The people who sell on Amazon through associate agreements want to improve the ratings of their items by Amazon. The ratings are based upon reviews i.e. how many five star reviews the item receives. The fact that the reviewer is verified is important. Verified reviewers are those that have actually bought the product.
In order to achieve five-star reviews from verified reviewers, these businesses are setting up fake purchases using stolen data. They steal the data of American citizens and on their behalf they purchase the items that they are manufacturing and selling.
In doing this, they set up an account on behalf of that person i.e. the recipient. The recipient is completely unaware of what is going on and they receive unwanted goods like seeds, whistles, sunglasses and socks. A five star review is written on behalf of the unwitting recipient.
It is reported in The Times newspaper that businesses are advertising on Facebook for people to write fake reviews at a price. It is the trade in fake Amazon reviews which Facebook promised a crackdown on but apparently are not. The magazine/online website Which? found that Facebook are failing to stop it. It's called a "fake review factory". Facebook told the Competition and Markets Authority in January that it would install systems to detect and remove this sort of content.
Apparently you can find this trade on Facebook by searching for "Amazon review". There are several Facebook groups dealing in these reviews and across them there are at least 82,000 posts a month. Often these posts are from agents offering refunds and commission free products in exchange for the reviews. It is not only on Amazon that these fake reviews are written. Fake and misleading reviews are illegal under UK consumer protection law.
Which? said that over the preceding year there had been no change in the amount of trading on Facebook with respect to fake reviews. The average number of posts in individual groups are up to 5600 over a 30 day period.
The worrying aspect of this is, of course, it is a scam and online scams of varying types are a rapidly developing phenomenon on in the West and probably elsewhere. The other worrying aspect is that the scammers have acquired the personal data of Americans. We know that there have been many computer hacks leading to the acquisition of personal contact details and it is quite likely that these details are being used in this way in this instance.
The receipt of seeds by unwitting recipients in America has baffled them. People all over the US started to receive small parcels of seeds from China.
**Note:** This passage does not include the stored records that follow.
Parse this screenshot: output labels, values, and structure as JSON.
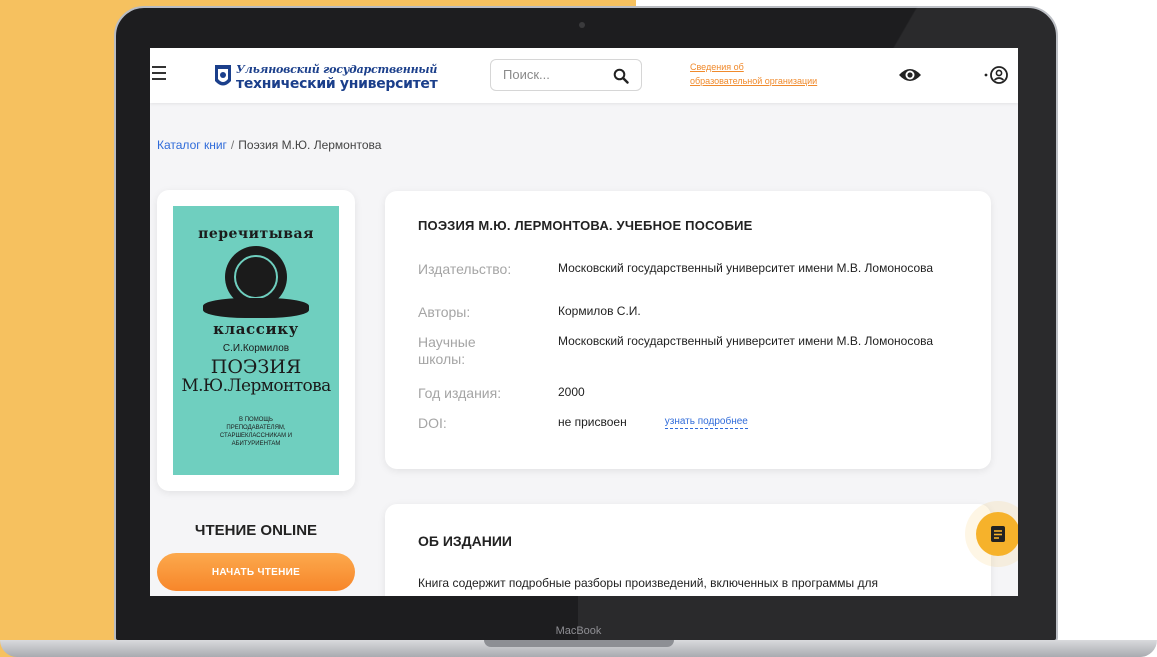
{
  "device": {
    "label": "MacBook"
  },
  "header": {
    "logo": {
      "line1": "Ульяновский государственный",
      "line2": "технический университет"
    },
    "search": {
      "placeholder": "Поиск..."
    },
    "org_link": {
      "line1": "Сведения об",
      "line2": "образовательной организации"
    },
    "icons": [
      "menu-icon",
      "search-icon",
      "eye-icon",
      "user-icon"
    ]
  },
  "breadcrumb": {
    "root": "Каталог книг",
    "separator": "/",
    "current": "Поэзия М.Ю. Лермонтова"
  },
  "cover": {
    "top_text": "перечитывая",
    "middle_text": "классику",
    "author": "С.И.Кормилов",
    "title_line1": "ПОЭЗИЯ",
    "title_line2": "М.Ю.Лермонтова",
    "subtitle": "В помощь преподавателям, старшеклассникам и абитуриентам"
  },
  "reading": {
    "title": "ЧТЕНИЕ ONLINE",
    "button_label": "НАЧАТЬ ЧТЕНИЕ"
  },
  "book": {
    "title": "ПОЭЗИЯ М.Ю. ЛЕРМОНТОВА. УЧЕБНОЕ ПОСОБИЕ",
    "fields": [
      {
        "label": "Издательство:",
        "value": "Московский государственный университет имени М.В. Ломоносова"
      },
      {
        "label": "Авторы:",
        "value": "Кормилов С.И."
      },
      {
        "label": "Научные школы:",
        "value": "Московский государственный университет имени М.В. Ломоносова"
      },
      {
        "label": "Год издания:",
        "value": "2000"
      },
      {
        "label": "DOI:",
        "value": "не присвоен",
        "link": "узнать подробнее"
      }
    ]
  },
  "about": {
    "title": "ОБ ИЗДАНИИ",
    "text": "Книга содержит подробные разборы произведений, включенных в программы для"
  },
  "colors": {
    "accent": "#f7862a",
    "link": "#2f6bd9",
    "background": "#f6c15f",
    "cover": "#6fcfbf"
  }
}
At one time people thought that this was part of a Cold War. Perhaps they were sending invasive species into America to destroy America's nature; to propagate plant diseases but no, it appears that it is simply an Amazon scam.
FYI - another Amazon scam is to inadvertently get people to pay an Amazon prime subscription at an inflated price. These people receive scammy phone calls often generated by computer systems to trick them into paying an Amazon prime subscription but not at the usual rate but one which is a hundred times larger (799 rather than 7.99). Be aware of telephone scams by people referring to Amazon prime subscriptions. Never get involved with those. Put the phone down immediately. You might like to contact Amazon if you can to report it. I am sure that they are aware of it but the more reports they get the better.